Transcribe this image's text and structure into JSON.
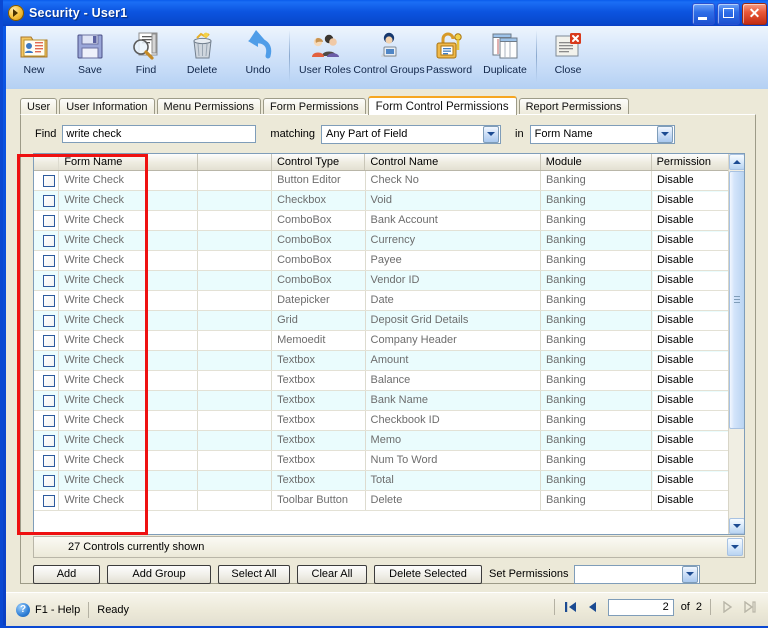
{
  "window": {
    "title": "Security - User1",
    "icon": "app-security-icon",
    "controls": {
      "minimize": "_",
      "maximize": "□",
      "close": "✕"
    }
  },
  "toolbar": {
    "items": [
      {
        "label": "New",
        "icon": "new-record-icon"
      },
      {
        "label": "Save",
        "icon": "floppy-disk-save-icon"
      },
      {
        "label": "Find",
        "icon": "magnifier-find-icon"
      },
      {
        "label": "Delete",
        "icon": "trash-delete-icon"
      },
      {
        "label": "Undo",
        "icon": "undo-arrow-icon"
      },
      {
        "label": "User Roles",
        "icon": "users-group-icon"
      },
      {
        "label": "Control Groups",
        "icon": "user-computer-icon"
      },
      {
        "label": "Password",
        "icon": "padlock-key-icon"
      },
      {
        "label": "Duplicate",
        "icon": "duplicate-pages-icon"
      },
      {
        "label": "Close",
        "icon": "close-window-icon"
      }
    ]
  },
  "tabs": [
    {
      "label": "User",
      "active": false
    },
    {
      "label": "User Information",
      "active": false
    },
    {
      "label": "Menu Permissions",
      "active": false
    },
    {
      "label": "Form Permissions",
      "active": false
    },
    {
      "label": "Form Control Permissions",
      "active": true
    },
    {
      "label": "Report Permissions",
      "active": false
    }
  ],
  "find": {
    "label": "Find",
    "value": "write check",
    "placeholder": "",
    "matching_label": "matching",
    "matching_value": "Any Part of Field",
    "in_label": "in",
    "in_value": "Form Name"
  },
  "grid": {
    "columns": [
      "",
      "Form Name",
      "",
      "Control Type",
      "Control Name",
      "Module",
      "Permission"
    ],
    "rows": [
      {
        "checked": false,
        "form": "Write Check",
        "type": "Button Editor",
        "name": "Check No",
        "module": "Banking",
        "permission": "Disable"
      },
      {
        "checked": false,
        "form": "Write Check",
        "type": "Checkbox",
        "name": "Void",
        "module": "Banking",
        "permission": "Disable"
      },
      {
        "checked": false,
        "form": "Write Check",
        "type": "ComboBox",
        "name": "Bank Account",
        "module": "Banking",
        "permission": "Disable"
      },
      {
        "checked": false,
        "form": "Write Check",
        "type": "ComboBox",
        "name": "Currency",
        "module": "Banking",
        "permission": "Disable"
      },
      {
        "checked": false,
        "form": "Write Check",
        "type": "ComboBox",
        "name": "Payee",
        "module": "Banking",
        "permission": "Disable"
      },
      {
        "checked": false,
        "form": "Write Check",
        "type": "ComboBox",
        "name": "Vendor ID",
        "module": "Banking",
        "permission": "Disable"
      },
      {
        "checked": false,
        "form": "Write Check",
        "type": "Datepicker",
        "name": "Date",
        "module": "Banking",
        "permission": "Disable"
      },
      {
        "checked": false,
        "form": "Write Check",
        "type": "Grid",
        "name": "Deposit Grid Details",
        "module": "Banking",
        "permission": "Disable"
      },
      {
        "checked": false,
        "form": "Write Check",
        "type": "Memoedit",
        "name": "Company Header",
        "module": "Banking",
        "permission": "Disable"
      },
      {
        "checked": false,
        "form": "Write Check",
        "type": "Textbox",
        "name": "Amount",
        "module": "Banking",
        "permission": "Disable"
      },
      {
        "checked": false,
        "form": "Write Check",
        "type": "Textbox",
        "name": "Balance",
        "module": "Banking",
        "permission": "Disable"
      },
      {
        "checked": false,
        "form": "Write Check",
        "type": "Textbox",
        "name": "Bank Name",
        "module": "Banking",
        "permission": "Disable"
      },
      {
        "checked": false,
        "form": "Write Check",
        "type": "Textbox",
        "name": "Checkbook ID",
        "module": "Banking",
        "permission": "Disable"
      },
      {
        "checked": false,
        "form": "Write Check",
        "type": "Textbox",
        "name": "Memo",
        "module": "Banking",
        "permission": "Disable"
      },
      {
        "checked": false,
        "form": "Write Check",
        "type": "Textbox",
        "name": "Num To Word",
        "module": "Banking",
        "permission": "Disable"
      },
      {
        "checked": false,
        "form": "Write Check",
        "type": "Textbox",
        "name": "Total",
        "module": "Banking",
        "permission": "Disable"
      },
      {
        "checked": false,
        "form": "Write Check",
        "type": "Toolbar Button",
        "name": "Delete",
        "module": "Banking",
        "permission": "Disable"
      }
    ]
  },
  "count_bar": {
    "text": "27 Controls currently shown"
  },
  "actions": {
    "add": "Add",
    "add_group": "Add Group",
    "select_all": "Select All",
    "clear_all": "Clear All",
    "delete_selected": "Delete Selected",
    "set_permissions_label": "Set Permissions",
    "set_permissions_value": ""
  },
  "status": {
    "help": "F1 - Help",
    "state": "Ready",
    "page_value": "2",
    "of_label": "of",
    "page_total": "2"
  },
  "annotation": {
    "color": "#ee1111"
  }
}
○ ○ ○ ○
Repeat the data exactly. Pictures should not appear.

Transcribe this image's text and structure into JSON.
{
  "window": {
    "title": "Security - User1",
    "icon": "app-security-icon",
    "controls": {
      "minimize": "_",
      "maximize": "□",
      "close": "✕"
    }
  },
  "toolbar": {
    "items": [
      {
        "label": "New",
        "icon": "new-record-icon"
      },
      {
        "label": "Save",
        "icon": "floppy-disk-save-icon"
      },
      {
        "label": "Find",
        "icon": "magnifier-find-icon"
      },
      {
        "label": "Delete",
        "icon": "trash-delete-icon"
      },
      {
        "label": "Undo",
        "icon": "undo-arrow-icon"
      },
      {
        "label": "User Roles",
        "icon": "users-group-icon"
      },
      {
        "label": "Control Groups",
        "icon": "user-computer-icon"
      },
      {
        "label": "Password",
        "icon": "padlock-key-icon"
      },
      {
        "label": "Duplicate",
        "icon": "duplicate-pages-icon"
      },
      {
        "label": "Close",
        "icon": "close-window-icon"
      }
    ]
  },
  "tabs": [
    {
      "label": "User",
      "active": false
    },
    {
      "label": "User Information",
      "active": false
    },
    {
      "label": "Menu Permissions",
      "active": false
    },
    {
      "label": "Form Permissions",
      "active": false
    },
    {
      "label": "Form Control Permissions",
      "active": true
    },
    {
      "label": "Report Permissions",
      "active": false
    }
  ],
  "find": {
    "label": "Find",
    "value": "write check",
    "placeholder": "",
    "matching_label": "matching",
    "matching_value": "Any Part of Field",
    "in_label": "in",
    "in_value": "Form Name"
  },
  "grid": {
    "columns": [
      "",
      "Form Name",
      "",
      "Control Type",
      "Control Name",
      "Module",
      "Permission"
    ],
    "rows": [
      {
        "checked": false,
        "form": "Write Check",
        "type": "Button Editor",
        "name": "Check No",
        "module": "Banking",
        "permission": "Disable"
      },
      {
        "checked": false,
        "form": "Write Check",
        "type": "Checkbox",
        "name": "Void",
        "module": "Banking",
        "permission": "Disable"
      },
      {
        "checked": false,
        "form": "Write Check",
        "type": "ComboBox",
        "name": "Bank Account",
        "module": "Banking",
        "permission": "Disable"
      },
      {
        "checked": false,
        "form": "Write Check",
        "type": "ComboBox",
        "name": "Currency",
        "module": "Banking",
        "permission": "Disable"
      },
      {
        "checked": false,
        "form": "Write Check",
        "type": "ComboBox",
        "name": "Payee",
        "module": "Banking",
        "permission": "Disable"
      },
      {
        "checked": false,
        "form": "Write Check",
        "type": "ComboBox",
        "name": "Vendor ID",
        "module": "Banking",
        "permission": "Disable"
      },
      {
        "checked": false,
        "form": "Write Check",
        "type": "Datepicker",
        "name": "Date",
        "module": "Banking",
        "permission": "Disable"
      },
      {
        "checked": false,
        "form": "Write Check",
        "type": "Grid",
        "name": "Deposit Grid Details",
        "module": "Banking",
        "permission": "Disable"
      },
      {
        "checked": false,
        "form": "Write Check",
        "type": "Memoedit",
        "name": "Company Header",
        "module": "Banking",
        "permission": "Disable"
      },
      {
        "checked": false,
        "form": "Write Check",
        "type": "Textbox",
        "name": "Amount",
        "module": "Banking",
        "permission": "Disable"
      },
      {
        "checked": false,
        "form": "Write Check",
        "type": "Textbox",
        "name": "Balance",
        "module": "Banking",
        "permission": "Disable"
      },
      {
        "checked": false,
        "form": "Write Check",
        "type": "Textbox",
        "name": "Bank Name",
        "module": "Banking",
        "permission": "Disable"
      },
      {
        "checked": false,
        "form": "Write Check",
        "type": "Textbox",
        "name": "Checkbook ID",
        "module": "Banking",
        "permission": "Disable"
      },
      {
        "checked": false,
        "form": "Write Check",
        "type": "Textbox",
        "name": "Memo",
        "module": "Banking",
        "permission": "Disable"
      },
      {
        "checked": false,
        "form": "Write Check",
        "type": "Textbox",
        "name": "Num To Word",
        "module": "Banking",
        "permission": "Disable"
      },
      {
        "checked": false,
        "form": "Write Check",
        "type": "Textbox",
        "name": "Total",
        "module": "Banking",
        "permission": "Disable"
      },
      {
        "checked": false,
        "form": "Write Check",
        "type": "Toolbar Button",
        "name": "Delete",
        "module": "Banking",
        "permission": "Disable"
      }
    ]
  },
  "count_bar": {
    "text": "27 Controls currently shown"
  },
  "actions": {
    "add": "Add",
    "add_group": "Add Group",
    "select_all": "Select All",
    "clear_all": "Clear All",
    "delete_selected": "Delete Selected",
    "set_permissions_label": "Set Permissions",
    "set_permissions_value": ""
  },
  "status": {
    "help": "F1 - Help",
    "state": "Ready",
    "page_value": "2",
    "of_label": "of",
    "page_total": "2"
  },
  "annotation": {
    "color": "#ee1111"
  }
}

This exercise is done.